• [WORK REQUEST]:
Whenever a line in the entries below contains the string "Tiến", copy that line.

[Dataset rows describing interfaces]
BEGIN

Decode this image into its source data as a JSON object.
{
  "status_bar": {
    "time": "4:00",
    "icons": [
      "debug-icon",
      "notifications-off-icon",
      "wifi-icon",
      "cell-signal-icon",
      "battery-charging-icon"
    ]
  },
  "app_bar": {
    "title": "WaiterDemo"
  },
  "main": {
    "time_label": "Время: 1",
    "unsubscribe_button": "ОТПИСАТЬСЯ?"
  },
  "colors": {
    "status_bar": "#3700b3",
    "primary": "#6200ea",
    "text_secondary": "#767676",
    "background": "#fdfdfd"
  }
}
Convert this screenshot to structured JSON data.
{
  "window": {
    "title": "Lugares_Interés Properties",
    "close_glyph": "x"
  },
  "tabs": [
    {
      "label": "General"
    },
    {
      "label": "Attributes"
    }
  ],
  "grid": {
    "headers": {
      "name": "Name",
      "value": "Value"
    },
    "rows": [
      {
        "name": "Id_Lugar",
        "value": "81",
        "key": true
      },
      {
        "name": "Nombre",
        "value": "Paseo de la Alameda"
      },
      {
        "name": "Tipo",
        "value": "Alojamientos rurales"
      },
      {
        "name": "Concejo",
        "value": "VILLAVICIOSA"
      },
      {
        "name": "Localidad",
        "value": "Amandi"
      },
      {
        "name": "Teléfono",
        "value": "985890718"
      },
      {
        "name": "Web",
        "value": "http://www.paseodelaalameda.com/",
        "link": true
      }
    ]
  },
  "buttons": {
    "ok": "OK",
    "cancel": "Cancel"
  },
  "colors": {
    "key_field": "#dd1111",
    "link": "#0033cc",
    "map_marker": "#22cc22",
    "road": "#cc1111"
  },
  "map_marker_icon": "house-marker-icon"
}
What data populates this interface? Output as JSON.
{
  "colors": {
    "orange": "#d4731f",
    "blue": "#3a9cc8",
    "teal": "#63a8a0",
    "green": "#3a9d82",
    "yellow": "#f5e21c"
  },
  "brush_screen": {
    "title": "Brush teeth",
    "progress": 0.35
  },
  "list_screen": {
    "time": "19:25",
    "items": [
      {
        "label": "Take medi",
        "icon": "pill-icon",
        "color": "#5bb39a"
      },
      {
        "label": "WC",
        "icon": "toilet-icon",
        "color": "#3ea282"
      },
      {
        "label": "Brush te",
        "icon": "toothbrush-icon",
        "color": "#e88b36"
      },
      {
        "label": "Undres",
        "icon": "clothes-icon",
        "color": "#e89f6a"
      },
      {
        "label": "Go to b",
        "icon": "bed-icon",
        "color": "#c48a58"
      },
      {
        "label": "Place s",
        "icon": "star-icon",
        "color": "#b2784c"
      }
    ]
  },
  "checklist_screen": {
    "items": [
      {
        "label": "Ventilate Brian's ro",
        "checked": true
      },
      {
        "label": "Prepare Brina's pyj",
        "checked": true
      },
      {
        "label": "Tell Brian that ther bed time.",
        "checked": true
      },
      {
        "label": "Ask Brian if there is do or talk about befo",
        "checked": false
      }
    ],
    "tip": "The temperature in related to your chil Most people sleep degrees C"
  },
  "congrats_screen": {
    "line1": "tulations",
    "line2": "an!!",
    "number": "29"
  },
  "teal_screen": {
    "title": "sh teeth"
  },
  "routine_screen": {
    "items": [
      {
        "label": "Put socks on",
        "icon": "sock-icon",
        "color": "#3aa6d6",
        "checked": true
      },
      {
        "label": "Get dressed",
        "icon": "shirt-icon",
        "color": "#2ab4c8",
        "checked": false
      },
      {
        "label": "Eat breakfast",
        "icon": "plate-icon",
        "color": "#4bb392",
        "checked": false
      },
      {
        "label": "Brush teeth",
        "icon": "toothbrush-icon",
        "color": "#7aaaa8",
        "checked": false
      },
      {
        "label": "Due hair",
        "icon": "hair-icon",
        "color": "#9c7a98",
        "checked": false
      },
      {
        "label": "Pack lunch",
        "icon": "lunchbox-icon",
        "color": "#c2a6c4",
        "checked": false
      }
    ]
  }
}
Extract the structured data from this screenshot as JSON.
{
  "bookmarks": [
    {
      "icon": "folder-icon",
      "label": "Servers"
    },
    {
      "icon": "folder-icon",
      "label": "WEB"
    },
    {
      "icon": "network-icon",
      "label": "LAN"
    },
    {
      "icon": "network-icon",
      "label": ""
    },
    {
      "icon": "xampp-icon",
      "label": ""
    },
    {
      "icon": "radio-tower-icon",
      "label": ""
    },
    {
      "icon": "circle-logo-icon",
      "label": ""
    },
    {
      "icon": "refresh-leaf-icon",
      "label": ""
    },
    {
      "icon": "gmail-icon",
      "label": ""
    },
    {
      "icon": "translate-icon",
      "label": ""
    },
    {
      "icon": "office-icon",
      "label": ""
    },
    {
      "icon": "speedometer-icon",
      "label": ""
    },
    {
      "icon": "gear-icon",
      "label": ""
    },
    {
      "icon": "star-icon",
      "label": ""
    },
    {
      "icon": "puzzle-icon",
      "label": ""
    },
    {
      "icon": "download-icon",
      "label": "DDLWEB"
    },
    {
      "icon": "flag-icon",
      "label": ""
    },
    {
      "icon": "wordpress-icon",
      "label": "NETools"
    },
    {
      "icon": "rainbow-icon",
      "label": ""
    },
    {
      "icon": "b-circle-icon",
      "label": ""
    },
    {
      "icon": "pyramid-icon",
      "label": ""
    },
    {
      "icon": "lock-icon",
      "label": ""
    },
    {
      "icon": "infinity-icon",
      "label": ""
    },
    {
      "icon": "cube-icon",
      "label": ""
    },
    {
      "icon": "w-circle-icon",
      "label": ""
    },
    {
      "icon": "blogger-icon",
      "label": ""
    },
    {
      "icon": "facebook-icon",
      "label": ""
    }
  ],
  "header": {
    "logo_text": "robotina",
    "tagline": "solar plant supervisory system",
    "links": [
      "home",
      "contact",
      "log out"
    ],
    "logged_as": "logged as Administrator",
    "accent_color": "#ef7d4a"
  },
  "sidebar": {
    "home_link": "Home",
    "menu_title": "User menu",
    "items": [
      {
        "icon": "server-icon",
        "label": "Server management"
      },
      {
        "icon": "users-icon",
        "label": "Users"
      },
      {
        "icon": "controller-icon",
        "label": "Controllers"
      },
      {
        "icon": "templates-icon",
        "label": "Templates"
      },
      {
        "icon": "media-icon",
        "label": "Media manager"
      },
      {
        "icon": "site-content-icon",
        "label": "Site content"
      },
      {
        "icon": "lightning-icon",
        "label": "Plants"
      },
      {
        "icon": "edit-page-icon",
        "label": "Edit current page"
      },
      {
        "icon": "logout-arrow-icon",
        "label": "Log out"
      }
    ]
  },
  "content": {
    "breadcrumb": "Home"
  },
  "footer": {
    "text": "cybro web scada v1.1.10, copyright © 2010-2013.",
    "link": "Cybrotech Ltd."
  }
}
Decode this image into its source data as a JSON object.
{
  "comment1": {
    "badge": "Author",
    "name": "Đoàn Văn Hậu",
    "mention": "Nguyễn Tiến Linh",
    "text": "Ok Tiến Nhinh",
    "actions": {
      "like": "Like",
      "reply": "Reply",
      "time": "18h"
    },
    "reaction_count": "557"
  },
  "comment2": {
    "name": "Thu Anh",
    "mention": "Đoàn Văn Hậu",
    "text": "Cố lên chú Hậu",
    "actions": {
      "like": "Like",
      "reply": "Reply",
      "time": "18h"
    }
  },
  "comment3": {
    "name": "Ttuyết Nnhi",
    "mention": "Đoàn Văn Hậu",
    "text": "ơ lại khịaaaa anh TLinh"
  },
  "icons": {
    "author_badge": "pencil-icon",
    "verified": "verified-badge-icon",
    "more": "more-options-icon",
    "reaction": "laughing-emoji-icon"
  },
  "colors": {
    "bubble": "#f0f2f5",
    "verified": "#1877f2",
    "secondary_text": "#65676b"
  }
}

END

• [RESPONSE TO THIS EXERCISE]:
    "mention": "Nguyễn Tiến Linh",
    "text": "Ok Tiến Nhinh",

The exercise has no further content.